Some Liberties are being taken with the source material for the new Superman: Man of Steel movie. These include such things as casting Lawrence Fishburne to play Perry White, and having a female play Jenny Olson rather than Jimmy Olson. There seem to be a lot of changes of traditional comic book icons lately to include females and people of other races in roles that were written to be played by white men. Question is, does this change your opinion of the movies that include this type of cast changing? Would you rather see characters cast to be portrayed in their traditional roles as they were originally written? Why force multiculturalism and changing sexes into movies just to be politically correct? Check out the article below and share your thoughts after the JUMP!
One of the difficulties in adapting a long-running character to the big screen is picking and choosing which elements from the source material to include. In the case of Man of Steel, writers David S. Goyer and Christopher Nolan, along with director Zack Snyder, had 80 years of stories to draw from. Do you go with the thug-bashing original who could only leap tall buildings or the sunnier Silver Age Superman who had a rainbow of Kryptonite and a constantly changing pal to worry about? Heck, there’s practically as many versions of Krypton as there are of Superman.
Clearly, Snyder and company have made their choices ,and we’ll get to see what they are come June 14. However, thanks to the avalanche of press leading up to the film, you can see bits and pieces of where they’re coming from early. This latest poster gives the impression of a watchful hero trying to figure out how he fits into the world.
Meanwhile, IndieWire compiled a series of images, most of which feature Clark Kent at various ages. The biggest reveal was the first still of Rebecca Buller as Jenny Olsen. We’re not sure how different Jenny is from Jimmy, but is it telling that she’s not sporting a camera?
Another interesting photo is the one of a very pregnant Lara Lor-Van (Ayelet Zurer), better known to the world as Superman’s biological mom. This isn’t a huge spoiler or anything, but some versions of Krypton treat the society as a completely sterile, scientific one where the children are actually created from genetic material in a birthing matrix. Snyder’s version seems to be a more human take on the alien world.
A young boy learns that he has extraordinary powers and is not of this earth. As a young man, he journeys to discover where he came from and what he was sent here to do. But the hero in him must emerge if he is to save the world from annihilation and become the symbol of hope for all mankind.

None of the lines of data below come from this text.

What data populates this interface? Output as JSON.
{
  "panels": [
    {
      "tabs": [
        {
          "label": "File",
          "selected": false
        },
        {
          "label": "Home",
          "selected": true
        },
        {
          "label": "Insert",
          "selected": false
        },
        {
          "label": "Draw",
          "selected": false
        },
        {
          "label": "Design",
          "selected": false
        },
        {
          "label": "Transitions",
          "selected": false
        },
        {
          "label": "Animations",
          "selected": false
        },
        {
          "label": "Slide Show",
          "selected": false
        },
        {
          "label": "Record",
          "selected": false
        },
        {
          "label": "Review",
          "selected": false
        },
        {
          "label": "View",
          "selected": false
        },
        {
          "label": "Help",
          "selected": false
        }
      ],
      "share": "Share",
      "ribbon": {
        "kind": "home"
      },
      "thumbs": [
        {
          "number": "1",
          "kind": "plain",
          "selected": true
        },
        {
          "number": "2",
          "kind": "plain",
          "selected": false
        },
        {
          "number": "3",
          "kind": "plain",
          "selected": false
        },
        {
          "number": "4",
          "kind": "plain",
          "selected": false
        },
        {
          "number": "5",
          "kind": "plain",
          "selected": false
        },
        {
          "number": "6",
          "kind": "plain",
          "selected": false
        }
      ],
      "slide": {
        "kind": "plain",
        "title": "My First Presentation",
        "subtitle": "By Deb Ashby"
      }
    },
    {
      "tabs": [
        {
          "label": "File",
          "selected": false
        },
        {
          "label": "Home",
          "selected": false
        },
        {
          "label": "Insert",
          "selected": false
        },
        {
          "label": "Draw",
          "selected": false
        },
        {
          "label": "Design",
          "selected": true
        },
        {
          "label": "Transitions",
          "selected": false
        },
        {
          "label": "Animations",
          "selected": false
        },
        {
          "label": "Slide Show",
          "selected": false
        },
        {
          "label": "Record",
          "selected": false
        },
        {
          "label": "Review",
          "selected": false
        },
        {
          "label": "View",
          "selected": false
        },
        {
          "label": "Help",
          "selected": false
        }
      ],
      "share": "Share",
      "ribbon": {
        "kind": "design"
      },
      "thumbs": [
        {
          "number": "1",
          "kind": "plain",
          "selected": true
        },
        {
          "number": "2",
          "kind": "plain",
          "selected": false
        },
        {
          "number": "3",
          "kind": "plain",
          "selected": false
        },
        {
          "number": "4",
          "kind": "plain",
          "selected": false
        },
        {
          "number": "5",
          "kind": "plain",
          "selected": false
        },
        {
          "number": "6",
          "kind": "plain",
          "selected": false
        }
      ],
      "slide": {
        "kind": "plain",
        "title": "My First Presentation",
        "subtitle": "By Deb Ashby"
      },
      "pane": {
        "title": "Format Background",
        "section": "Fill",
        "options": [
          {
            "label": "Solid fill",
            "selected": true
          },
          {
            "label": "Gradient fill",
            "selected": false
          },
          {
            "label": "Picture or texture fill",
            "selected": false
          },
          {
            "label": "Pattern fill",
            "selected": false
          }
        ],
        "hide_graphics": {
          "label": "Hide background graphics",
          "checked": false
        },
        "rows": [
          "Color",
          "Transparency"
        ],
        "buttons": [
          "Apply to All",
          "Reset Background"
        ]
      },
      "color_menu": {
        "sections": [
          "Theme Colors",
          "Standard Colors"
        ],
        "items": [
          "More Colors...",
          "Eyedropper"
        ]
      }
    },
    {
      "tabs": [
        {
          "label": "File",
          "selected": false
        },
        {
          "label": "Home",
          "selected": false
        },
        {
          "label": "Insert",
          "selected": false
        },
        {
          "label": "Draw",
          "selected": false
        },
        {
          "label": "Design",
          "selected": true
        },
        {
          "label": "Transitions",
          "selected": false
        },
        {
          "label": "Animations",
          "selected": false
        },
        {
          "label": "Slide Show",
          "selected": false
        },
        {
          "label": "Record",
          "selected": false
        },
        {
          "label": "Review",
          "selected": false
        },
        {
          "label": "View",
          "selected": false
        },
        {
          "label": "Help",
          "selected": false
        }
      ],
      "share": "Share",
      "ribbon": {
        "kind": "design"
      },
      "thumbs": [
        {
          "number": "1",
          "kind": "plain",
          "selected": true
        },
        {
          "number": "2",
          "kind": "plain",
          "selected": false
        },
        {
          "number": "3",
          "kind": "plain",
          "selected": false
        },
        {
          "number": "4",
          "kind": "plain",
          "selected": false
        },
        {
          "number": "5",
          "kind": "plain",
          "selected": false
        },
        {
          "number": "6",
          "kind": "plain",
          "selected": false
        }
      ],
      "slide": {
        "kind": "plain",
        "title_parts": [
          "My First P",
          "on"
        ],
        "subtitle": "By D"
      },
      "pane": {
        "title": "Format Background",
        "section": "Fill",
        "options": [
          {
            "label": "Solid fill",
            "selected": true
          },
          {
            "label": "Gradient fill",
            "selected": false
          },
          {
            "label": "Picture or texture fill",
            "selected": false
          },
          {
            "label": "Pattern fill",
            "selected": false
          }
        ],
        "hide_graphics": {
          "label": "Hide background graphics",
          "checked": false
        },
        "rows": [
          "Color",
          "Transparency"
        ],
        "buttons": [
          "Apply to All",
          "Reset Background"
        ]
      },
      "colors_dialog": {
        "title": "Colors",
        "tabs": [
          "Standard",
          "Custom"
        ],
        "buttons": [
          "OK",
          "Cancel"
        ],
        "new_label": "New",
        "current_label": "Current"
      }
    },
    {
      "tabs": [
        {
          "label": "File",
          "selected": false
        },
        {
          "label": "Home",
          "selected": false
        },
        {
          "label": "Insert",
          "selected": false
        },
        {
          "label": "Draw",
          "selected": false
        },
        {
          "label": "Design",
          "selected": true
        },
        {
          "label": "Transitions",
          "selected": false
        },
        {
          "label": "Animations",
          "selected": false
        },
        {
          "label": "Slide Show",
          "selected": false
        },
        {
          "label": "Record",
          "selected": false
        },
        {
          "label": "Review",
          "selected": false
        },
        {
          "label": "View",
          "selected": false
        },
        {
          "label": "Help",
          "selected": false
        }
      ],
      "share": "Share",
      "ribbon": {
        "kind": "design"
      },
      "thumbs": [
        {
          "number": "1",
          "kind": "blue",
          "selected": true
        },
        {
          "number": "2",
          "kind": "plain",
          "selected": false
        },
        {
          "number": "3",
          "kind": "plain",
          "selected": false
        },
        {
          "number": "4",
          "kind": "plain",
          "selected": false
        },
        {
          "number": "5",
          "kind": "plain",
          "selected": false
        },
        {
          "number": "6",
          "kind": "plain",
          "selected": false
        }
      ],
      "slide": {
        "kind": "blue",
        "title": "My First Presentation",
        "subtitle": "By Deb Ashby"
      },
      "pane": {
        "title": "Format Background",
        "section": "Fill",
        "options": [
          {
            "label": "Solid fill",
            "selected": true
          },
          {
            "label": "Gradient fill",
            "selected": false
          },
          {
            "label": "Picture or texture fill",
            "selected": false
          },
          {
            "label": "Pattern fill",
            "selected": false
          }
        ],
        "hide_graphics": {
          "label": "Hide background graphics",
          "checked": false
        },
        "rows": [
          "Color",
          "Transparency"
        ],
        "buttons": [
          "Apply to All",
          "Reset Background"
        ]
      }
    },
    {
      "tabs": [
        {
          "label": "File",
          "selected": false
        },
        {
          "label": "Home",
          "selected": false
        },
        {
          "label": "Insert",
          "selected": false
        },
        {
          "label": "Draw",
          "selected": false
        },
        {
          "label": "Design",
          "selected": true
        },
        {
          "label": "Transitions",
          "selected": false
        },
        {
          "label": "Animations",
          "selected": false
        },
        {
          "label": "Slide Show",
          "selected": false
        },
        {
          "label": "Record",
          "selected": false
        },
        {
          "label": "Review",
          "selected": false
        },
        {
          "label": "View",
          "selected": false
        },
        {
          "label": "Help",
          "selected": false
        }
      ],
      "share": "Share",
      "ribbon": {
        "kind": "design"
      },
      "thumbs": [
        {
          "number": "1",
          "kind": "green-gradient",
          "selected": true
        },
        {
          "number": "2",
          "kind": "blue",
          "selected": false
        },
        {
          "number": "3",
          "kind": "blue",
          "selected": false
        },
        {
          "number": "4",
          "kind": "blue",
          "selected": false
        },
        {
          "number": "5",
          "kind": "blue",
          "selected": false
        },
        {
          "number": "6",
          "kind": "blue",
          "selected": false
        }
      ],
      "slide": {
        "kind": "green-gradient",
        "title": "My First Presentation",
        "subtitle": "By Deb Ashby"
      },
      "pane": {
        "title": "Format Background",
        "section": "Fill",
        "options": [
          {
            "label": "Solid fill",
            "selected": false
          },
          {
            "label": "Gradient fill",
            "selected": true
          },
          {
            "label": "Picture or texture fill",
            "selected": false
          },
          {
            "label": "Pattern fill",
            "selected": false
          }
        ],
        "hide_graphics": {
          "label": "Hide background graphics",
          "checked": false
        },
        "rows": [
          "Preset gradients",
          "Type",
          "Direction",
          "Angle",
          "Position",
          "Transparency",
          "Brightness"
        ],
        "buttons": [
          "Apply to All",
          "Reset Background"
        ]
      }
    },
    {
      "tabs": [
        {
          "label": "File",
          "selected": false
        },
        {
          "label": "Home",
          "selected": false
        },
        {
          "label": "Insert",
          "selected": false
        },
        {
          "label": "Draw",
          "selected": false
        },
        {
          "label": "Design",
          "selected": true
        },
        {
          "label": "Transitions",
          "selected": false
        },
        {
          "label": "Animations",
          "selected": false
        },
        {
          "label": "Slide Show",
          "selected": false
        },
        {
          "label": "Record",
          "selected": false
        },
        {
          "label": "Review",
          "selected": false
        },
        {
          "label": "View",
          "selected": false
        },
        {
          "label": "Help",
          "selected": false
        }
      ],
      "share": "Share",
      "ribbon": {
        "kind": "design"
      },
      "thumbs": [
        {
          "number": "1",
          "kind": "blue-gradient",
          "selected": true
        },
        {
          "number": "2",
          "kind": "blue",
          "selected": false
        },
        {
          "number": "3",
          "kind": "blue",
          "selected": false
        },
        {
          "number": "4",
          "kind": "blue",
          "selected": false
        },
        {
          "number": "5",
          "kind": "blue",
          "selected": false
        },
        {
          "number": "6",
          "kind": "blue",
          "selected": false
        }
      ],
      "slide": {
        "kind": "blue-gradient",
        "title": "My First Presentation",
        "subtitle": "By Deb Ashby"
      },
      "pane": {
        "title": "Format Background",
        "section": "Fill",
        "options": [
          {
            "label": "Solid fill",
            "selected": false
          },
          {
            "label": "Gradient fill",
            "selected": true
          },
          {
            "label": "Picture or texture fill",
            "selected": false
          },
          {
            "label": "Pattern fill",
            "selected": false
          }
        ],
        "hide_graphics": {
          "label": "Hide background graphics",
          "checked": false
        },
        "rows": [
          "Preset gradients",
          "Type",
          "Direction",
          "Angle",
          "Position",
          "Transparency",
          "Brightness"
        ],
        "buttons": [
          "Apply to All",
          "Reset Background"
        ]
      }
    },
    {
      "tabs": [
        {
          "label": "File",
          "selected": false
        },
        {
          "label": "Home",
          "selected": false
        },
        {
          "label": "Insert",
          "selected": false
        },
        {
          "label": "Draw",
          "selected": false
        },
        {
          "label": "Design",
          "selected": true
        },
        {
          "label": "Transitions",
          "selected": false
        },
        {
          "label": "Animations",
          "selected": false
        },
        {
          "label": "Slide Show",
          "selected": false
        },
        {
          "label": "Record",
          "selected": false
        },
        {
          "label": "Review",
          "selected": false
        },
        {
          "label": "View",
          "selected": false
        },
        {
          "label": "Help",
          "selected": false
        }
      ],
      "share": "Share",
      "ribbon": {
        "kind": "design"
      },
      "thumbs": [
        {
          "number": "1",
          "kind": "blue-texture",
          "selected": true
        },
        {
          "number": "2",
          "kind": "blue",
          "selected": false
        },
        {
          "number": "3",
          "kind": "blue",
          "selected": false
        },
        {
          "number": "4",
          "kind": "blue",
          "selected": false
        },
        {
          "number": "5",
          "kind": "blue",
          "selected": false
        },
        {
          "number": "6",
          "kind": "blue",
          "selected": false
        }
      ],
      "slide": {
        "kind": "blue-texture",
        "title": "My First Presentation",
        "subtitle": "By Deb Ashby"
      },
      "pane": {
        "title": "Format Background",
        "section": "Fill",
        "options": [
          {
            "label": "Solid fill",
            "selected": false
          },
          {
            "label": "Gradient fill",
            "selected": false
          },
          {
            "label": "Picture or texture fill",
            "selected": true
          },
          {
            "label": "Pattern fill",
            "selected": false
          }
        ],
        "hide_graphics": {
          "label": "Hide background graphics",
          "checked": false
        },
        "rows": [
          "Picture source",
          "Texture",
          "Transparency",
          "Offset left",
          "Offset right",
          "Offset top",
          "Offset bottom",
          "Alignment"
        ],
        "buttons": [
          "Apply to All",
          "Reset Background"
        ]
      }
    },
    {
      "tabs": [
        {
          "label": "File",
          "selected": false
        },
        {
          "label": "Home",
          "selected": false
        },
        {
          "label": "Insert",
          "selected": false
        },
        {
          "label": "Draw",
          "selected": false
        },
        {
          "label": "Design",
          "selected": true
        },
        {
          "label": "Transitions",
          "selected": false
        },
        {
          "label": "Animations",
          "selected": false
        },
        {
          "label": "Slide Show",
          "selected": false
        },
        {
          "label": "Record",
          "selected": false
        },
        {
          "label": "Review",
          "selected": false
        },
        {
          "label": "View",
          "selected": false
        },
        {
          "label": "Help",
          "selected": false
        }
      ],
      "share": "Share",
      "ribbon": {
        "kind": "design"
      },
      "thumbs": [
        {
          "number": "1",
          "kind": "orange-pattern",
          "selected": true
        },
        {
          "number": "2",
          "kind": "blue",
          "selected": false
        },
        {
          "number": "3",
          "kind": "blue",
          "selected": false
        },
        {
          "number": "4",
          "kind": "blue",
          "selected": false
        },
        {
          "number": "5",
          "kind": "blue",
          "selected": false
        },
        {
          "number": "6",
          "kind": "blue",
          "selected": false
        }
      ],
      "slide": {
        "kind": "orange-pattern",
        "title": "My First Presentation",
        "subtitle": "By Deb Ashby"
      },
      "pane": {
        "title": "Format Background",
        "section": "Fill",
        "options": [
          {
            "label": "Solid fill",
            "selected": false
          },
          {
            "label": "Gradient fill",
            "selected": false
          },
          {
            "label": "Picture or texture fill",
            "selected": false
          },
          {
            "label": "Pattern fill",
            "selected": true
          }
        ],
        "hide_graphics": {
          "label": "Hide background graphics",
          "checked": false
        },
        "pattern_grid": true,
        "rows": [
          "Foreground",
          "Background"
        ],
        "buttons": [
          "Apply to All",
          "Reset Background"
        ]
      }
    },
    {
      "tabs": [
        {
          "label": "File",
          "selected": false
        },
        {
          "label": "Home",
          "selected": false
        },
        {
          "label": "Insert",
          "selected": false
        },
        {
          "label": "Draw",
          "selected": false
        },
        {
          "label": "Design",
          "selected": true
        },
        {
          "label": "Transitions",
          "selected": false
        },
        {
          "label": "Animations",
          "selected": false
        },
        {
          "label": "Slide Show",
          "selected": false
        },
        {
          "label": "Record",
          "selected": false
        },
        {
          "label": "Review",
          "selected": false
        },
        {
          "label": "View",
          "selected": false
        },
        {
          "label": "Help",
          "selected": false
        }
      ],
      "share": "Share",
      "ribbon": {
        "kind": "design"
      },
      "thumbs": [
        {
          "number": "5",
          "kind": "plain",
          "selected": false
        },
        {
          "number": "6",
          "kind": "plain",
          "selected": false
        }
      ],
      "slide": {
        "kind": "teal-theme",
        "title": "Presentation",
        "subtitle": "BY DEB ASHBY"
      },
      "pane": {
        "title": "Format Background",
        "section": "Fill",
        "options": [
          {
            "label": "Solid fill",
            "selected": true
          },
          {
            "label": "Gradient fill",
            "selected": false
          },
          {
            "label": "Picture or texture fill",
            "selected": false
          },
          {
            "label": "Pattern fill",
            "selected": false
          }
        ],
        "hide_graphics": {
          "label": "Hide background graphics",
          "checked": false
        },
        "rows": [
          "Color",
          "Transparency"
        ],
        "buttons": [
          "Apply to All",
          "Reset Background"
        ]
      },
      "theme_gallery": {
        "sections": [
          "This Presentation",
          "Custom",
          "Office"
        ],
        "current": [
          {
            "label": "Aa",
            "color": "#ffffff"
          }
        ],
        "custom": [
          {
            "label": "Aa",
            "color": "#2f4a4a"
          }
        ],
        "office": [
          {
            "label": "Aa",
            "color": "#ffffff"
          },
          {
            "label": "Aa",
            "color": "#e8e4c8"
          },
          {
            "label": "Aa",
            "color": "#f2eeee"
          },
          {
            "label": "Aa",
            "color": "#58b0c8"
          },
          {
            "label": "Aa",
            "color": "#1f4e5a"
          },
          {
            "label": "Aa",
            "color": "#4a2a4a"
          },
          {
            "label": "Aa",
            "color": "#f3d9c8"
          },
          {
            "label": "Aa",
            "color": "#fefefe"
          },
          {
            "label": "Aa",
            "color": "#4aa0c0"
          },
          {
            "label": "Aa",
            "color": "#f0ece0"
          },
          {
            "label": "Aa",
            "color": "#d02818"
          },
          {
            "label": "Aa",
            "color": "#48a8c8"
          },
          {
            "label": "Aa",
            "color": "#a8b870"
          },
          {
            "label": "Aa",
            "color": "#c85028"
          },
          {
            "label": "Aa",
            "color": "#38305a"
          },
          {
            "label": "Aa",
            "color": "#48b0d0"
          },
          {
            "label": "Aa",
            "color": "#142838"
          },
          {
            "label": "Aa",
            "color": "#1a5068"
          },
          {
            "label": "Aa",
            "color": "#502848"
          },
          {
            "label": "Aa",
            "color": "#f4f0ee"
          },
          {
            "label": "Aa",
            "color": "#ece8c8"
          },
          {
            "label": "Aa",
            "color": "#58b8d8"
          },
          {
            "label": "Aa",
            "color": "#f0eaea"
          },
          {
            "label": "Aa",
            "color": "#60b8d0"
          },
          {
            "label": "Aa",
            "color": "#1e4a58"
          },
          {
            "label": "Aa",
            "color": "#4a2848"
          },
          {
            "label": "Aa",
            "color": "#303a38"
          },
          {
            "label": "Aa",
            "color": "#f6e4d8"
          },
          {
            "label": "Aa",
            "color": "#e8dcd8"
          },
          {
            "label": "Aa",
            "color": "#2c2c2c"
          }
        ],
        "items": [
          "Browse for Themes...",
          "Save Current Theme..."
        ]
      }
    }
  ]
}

The film also stars four-time Oscar nominee Amy Adams (“The Master”) as Daily Planet journalist Lois lane, and Oscar nominee Laurence Fishburne (“What’s Love Got to Do With It”) as her editor-in-chief, Perry White. Starring as Clark Kent’s adoptive parents, Martha and Jonathan Kent, are Oscar nominee Diane lane (“Unfaithful”) and Academy Award winner Kevin Costner (“Dances With Wolves”).
Squaring off against the superhero are two other surviving Kryptonians, the villainous General Zod, played by Oscar nominee Michael Shannon (“Revolutionary Road”), and Faora, Zod’s evil partner, played by Antje Traue (upcoming “The Seventh Son”). Also from Superman’s native Krypton are Lara Lor-Van, Superman’s mother, played by Ayelet Zurer (“Angels and Demons”), and Superman’s father, Jor-El, portrayed by Academy Award winner Russell Crowe (“Gladiator”). Rounding out the cast are Christopher Meloni (upcoming “42”) as U.S. military man Colonel Hardy, Harry Lennix (“State of Play”) as General Swanwick, Michael Kelly (“The Adjustment Bureau”) as Steve Lombard, and Richard Schiff (TV’s “The West Wing”) as Dr. Emil Hamilton.